Improvised music to support Intensive Interaction for children with complex needs: A feasibility study of brief adjunctive music therapy

I have recently been alerted to a new paper by Music Therapist Dr John Strange that is now being published by the British Journal of Music Therapy. After the researcher/author John sent me a copy of his paper, we had a very interesting chat, and I think that his quantitative research paper is certainly worthy of further consideration. 

The approach he has developed, Triadic Support of Interaction by Improvisation (where a support worker interacts directly with the learner using Intensive Interaction, whilst a Music Therapist improvises music to enhance the interaction via a musical ‘commentary’ on its interactive and emotional form as a concurrent ‘therapeutic adjunct’) was, he concluded in his paper, … ‘felt to be effective in encouraging and developing interaction between [a] teenager and teaching assistant, with some of the developments enduring in the months after music therapy ceased’.

Now, the possible reasons for his positive findings (which were admittedly somewhat inconsistent i.e. they were very clearly site and/or context dependent) were the nub of our discussion; there being a number of potential interpretations for why things happened as they did (or at least were indicated to have happened by the collated and statistically analysed data).

Reading this paper makes me think that there could, and in fact should be more thought given to such mutually supportive inter-professional work i.e. with professionals from outside of our traditional ‘Community of Practice’ seeing and utilising the power of Intensive Interaction to support their own work (and maybe vice versa?).

It made me wonder what might happen next in terms of any future truly ‘child-centred’ educational and/or therapeutic provision that might include the use of both Intensive Interaction and other therapeutic models, including more about this kind of music therapy. 

Anyway – here is the details and abstract of John’s paper:

Improvised music to support Intensive Interaction for children with complex needs: A feasibility study of brief adjunctive music therapy

By Dr John Strange, Anglia Ruskin University, UK

British Journal of Music Therapy – DOI: 10.1177/13594575211028038

This study investigates Triadic Support of Interaction by Improvisation, an application of music therapy as a brief adjunctive therapy for children with complex needs who are receiving Intensive Interaction. 

A small randomised controlled trial measured changes in child-support worker interaction between the 4th and the 12th of 12 weekly sessions of Intensive Interaction.

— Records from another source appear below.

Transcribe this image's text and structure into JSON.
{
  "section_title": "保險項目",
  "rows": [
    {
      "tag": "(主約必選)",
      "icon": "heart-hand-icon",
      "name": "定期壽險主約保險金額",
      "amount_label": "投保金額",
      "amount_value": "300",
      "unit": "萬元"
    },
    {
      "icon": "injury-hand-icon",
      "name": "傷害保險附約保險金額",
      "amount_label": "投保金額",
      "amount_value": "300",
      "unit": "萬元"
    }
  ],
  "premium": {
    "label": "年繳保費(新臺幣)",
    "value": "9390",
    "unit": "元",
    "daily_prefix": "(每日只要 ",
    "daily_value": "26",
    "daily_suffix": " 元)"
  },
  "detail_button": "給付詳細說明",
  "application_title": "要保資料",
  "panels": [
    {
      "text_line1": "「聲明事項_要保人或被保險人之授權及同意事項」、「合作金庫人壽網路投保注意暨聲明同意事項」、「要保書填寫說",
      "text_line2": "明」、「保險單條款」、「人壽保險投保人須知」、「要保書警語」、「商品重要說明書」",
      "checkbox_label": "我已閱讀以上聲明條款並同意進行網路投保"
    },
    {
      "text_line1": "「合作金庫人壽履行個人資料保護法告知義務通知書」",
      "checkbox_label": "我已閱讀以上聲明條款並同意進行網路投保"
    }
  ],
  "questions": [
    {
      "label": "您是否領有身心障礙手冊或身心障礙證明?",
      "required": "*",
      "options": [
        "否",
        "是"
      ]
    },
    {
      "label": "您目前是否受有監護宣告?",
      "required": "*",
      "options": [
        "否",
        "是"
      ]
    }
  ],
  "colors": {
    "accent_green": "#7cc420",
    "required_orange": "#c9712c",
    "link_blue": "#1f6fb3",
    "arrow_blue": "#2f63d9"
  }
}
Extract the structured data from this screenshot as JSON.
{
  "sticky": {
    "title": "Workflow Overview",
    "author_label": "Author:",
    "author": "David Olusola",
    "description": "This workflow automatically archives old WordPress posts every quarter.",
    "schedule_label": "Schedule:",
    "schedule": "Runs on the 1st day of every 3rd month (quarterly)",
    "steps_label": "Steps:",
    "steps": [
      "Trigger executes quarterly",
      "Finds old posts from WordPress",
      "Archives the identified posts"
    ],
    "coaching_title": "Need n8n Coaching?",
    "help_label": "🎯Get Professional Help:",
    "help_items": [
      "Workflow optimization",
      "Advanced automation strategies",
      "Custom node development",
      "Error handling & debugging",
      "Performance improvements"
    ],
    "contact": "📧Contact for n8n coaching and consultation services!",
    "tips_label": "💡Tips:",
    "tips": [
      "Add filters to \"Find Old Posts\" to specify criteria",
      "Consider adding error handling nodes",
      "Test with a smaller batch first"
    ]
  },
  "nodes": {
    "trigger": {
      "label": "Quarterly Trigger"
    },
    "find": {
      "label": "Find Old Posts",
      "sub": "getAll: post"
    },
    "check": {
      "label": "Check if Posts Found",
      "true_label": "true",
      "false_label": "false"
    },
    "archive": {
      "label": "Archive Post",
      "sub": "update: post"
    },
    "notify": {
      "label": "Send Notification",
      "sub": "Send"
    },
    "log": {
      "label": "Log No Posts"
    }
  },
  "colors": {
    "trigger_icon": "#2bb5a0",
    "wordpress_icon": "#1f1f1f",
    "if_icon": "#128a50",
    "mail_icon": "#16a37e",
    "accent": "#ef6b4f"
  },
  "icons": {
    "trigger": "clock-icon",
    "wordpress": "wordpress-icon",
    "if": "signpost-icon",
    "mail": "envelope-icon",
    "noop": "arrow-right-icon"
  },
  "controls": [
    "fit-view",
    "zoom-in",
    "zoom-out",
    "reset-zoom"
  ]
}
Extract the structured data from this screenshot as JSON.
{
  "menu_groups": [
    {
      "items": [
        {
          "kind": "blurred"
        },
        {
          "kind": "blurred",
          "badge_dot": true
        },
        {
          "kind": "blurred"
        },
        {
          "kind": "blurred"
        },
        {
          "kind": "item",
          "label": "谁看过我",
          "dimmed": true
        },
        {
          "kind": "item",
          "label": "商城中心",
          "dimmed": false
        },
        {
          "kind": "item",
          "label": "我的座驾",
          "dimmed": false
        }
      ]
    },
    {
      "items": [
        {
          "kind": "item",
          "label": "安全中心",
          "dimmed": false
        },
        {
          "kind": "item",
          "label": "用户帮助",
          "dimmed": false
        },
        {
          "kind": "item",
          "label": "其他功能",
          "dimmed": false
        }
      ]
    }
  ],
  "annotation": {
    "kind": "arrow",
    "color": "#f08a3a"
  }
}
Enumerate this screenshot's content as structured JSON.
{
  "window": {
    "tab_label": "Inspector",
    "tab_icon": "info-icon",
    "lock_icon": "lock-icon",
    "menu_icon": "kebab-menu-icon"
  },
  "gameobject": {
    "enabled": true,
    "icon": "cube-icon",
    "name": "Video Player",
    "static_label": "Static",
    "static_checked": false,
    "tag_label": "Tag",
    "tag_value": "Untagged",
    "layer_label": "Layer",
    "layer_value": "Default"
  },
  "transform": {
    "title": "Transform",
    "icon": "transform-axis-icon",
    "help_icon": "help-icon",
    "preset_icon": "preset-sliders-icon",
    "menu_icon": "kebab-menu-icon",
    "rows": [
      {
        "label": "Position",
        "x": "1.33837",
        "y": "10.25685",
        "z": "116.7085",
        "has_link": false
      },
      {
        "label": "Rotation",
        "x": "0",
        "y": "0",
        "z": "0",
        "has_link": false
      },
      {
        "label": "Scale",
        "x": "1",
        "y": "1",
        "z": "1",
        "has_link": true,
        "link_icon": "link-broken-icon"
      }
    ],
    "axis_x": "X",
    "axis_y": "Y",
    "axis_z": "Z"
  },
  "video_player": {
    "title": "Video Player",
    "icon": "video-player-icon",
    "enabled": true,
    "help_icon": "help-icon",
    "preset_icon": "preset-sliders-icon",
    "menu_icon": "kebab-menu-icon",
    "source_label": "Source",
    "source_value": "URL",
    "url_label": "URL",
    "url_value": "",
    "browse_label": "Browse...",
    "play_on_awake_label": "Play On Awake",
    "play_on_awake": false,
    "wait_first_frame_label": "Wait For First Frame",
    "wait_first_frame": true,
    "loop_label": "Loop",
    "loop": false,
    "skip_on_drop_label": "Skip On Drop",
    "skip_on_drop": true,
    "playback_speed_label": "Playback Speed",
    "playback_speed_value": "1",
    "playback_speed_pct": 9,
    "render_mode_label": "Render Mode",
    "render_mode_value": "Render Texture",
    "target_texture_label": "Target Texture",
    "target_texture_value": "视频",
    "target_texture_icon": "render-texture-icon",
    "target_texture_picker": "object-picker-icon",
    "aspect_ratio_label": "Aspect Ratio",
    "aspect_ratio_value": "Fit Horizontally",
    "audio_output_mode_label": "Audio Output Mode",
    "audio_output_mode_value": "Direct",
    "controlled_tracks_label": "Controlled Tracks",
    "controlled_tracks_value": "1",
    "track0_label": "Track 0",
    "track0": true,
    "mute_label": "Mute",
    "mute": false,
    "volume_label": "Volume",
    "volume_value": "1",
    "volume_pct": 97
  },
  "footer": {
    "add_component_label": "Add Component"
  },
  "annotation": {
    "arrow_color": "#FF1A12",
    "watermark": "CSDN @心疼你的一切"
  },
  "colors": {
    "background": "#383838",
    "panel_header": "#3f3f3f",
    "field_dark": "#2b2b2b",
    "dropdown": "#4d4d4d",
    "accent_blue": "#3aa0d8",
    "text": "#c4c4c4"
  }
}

In each of two special schools, a control group of four children with complex needs received Intensive Interaction only and an experimental group of four children additionally received improvised music in sessions 5 through 8. 

Experienced Speech and Language Therapists made blind assessments from video recordings of sessions 4 and 12 using an adaptation of an instrument developed by a National Health Service learning disability service for tracking progress in Intensive Interaction. 

The experimental group at one research site showed significantly enhanced interaction (p = 0.02). This offers provisional proof of concept, provided environmental factors identified as impacting results at the other site can be resolved in future studies.

2 thoughts on “Improvised music to support Intensive Interaction for children with complex needs: A feasibility study of brief adjunctive music therapy

  1. Re: ‘using an adaptation of an instrument developed by a National Health Service learning disability service for tracking progress in Intensive Interaction.’ do you have details about what was the instrument?

    Liked by 1 person

Leave a Reply

Fill in your details below or click an icon to log in:

WordPress.com Logo

You are commenting using your WordPress.com account. Log Out /  Change )

Google photo

You are commenting using your Google account. Log Out /  Change )

Twitter picture

You are commenting using your Twitter account. Log Out /  Change )

Facebook photo

You are commenting using your Facebook account. Log Out /  Change )

Connecting to %s

%d bloggers like this: